Let’s enjoy the little mercies weather gods afford Delhi once in a while as a break from the searing summer temperatures, reports Avishek G Dastidar.india Updated: May 20, 2008 00:00 IST
It’s quite pleasant outside, isn’t it? And why bother, let’s just enjoy these little mercies weather gods afford Delhi once in a while to as a break from the searing summer temperatures. But this is not going to last. It never does.
Every May, says weather office, Delhi is lashed by thunderstorms of high-speed squalls and rain that cool down the city drastically. And just as suddenly, the clouds part and it’s scorching hot again.
“Actually, May has been like this almost every year. In fact, Delhi has seen more dust storms with greater intensity in the past,” said SC Bhan, director of the IMD’s Safdarjung observatory.
The Met office is never impressed or surprised. But it did admit this May has been a far more active this year than the last — it has had six thunderstorms already, compared to the seven in all of last May.
But the ferocity of the squall and the intensity of the rain has been in the past — the highest wind speed recorded this year was 98 kmph (at Safdarjung) on Saturday, against 111 kmph last year.

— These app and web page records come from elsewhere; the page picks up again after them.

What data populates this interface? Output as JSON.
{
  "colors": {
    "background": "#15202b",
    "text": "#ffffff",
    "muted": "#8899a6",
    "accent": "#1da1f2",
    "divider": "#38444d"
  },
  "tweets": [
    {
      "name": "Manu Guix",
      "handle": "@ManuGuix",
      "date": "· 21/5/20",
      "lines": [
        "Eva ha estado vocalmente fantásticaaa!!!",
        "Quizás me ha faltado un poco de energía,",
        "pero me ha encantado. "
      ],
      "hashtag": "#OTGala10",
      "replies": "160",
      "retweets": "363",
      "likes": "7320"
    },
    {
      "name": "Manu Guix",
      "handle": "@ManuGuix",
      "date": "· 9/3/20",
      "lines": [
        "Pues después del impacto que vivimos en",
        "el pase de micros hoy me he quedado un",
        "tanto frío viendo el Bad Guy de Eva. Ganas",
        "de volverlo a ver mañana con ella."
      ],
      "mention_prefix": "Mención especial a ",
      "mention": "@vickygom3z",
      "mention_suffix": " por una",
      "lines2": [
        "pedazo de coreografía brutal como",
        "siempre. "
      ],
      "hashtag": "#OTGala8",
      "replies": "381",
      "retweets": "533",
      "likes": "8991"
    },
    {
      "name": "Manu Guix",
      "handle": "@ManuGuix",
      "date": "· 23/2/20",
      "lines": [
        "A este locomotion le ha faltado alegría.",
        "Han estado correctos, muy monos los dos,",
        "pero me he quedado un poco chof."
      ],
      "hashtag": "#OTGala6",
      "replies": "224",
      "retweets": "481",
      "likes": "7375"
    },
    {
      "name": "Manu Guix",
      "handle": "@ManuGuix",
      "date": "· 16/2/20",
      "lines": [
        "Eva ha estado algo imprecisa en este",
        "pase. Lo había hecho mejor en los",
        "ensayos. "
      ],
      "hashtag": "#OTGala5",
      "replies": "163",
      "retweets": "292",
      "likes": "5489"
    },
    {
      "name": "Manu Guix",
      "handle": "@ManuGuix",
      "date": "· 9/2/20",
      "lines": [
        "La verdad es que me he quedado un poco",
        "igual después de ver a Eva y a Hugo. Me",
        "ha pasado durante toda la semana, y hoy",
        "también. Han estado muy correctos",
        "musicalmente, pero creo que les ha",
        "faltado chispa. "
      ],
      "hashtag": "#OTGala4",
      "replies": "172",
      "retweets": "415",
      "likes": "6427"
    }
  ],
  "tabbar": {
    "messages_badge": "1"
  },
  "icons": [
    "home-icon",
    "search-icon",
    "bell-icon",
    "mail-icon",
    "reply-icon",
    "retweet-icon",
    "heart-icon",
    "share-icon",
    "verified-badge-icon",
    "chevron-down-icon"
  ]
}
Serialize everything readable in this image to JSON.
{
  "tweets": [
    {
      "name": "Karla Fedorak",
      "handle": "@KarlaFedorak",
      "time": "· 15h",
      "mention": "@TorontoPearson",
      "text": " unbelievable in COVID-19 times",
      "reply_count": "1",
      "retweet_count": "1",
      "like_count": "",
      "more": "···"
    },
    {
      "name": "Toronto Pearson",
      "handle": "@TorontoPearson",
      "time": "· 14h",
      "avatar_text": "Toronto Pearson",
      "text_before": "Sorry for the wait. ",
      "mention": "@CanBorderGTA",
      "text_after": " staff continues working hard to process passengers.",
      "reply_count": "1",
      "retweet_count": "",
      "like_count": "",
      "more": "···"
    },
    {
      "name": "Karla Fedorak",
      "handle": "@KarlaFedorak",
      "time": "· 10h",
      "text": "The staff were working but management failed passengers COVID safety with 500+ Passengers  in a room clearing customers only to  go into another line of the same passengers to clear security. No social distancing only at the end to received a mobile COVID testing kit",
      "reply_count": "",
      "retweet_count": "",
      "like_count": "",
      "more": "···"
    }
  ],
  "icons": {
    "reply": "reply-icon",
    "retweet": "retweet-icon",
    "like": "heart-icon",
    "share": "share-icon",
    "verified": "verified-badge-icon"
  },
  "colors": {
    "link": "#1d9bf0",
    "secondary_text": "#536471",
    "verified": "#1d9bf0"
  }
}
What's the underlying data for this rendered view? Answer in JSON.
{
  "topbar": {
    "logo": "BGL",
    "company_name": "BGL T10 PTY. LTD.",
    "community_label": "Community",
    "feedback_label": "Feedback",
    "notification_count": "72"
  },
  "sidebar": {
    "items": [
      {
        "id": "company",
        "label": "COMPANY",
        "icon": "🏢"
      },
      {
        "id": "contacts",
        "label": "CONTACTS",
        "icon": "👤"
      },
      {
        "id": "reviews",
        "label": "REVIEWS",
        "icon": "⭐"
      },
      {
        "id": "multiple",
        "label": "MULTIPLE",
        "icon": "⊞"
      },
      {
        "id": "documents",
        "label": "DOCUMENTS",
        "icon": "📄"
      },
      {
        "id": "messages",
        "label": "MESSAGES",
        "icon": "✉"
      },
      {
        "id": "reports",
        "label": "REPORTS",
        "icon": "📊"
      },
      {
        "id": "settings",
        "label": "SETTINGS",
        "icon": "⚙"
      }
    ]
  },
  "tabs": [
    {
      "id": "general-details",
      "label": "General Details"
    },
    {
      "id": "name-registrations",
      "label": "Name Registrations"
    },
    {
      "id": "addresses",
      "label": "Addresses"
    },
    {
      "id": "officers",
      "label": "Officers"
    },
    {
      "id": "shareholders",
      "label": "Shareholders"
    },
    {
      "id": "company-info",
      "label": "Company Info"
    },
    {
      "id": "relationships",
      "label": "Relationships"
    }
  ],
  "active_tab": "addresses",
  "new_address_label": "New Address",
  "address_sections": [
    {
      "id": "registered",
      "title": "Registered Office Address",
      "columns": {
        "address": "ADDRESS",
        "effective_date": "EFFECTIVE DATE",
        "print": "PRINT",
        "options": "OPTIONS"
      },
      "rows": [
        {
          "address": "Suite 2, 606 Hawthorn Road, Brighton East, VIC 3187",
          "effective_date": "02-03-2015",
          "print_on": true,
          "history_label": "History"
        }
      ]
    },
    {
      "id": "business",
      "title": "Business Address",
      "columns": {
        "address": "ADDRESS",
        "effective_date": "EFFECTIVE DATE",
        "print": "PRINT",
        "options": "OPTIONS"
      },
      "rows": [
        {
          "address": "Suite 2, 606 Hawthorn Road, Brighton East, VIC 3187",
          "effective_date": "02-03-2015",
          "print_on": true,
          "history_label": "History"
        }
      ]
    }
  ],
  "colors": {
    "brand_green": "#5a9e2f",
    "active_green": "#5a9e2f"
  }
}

“The strongest ever was 152 km per hour on May 23, 1976,” he said. That’s shade faster than the fastest ball bowled by cricketer speedsters Shoaib Akhtar and Brett Lee — and we are talking about winds of that speed here.
Is it because of climate change, global warming? Some experts say these thunderstorms and Cyclone Nargis that hit Myanmar are because of global warning. But others say they want more proof (see accompanying story).
But here is how the Delhi thunderstorms happen according to the Met office. As temperatures begins to rise, air over Rajasthan, which is the hottest of the northern states because of the large expanse of deserts, gets lighter and rises and cold air from neigbouring regions rush in fill up that empty space.
The neighbouring regions in this case happen to be the Arabian Sea or the cooler hilly states of Himachal Pradesh and Jammu & Kashmir. This air is not cooler but is also heavy with moisture.
This cool, wet air rushes in take the space vacated by hot rising air and creates cyclones of high speed winds and rain — and that brings rain and squalls to Delhi, and some welcome relief from summer.
But these squalls can get quite destructive — uproot or break large number of trees which have known to have killed and injured people and damaged vehicles and houses in their vicinity.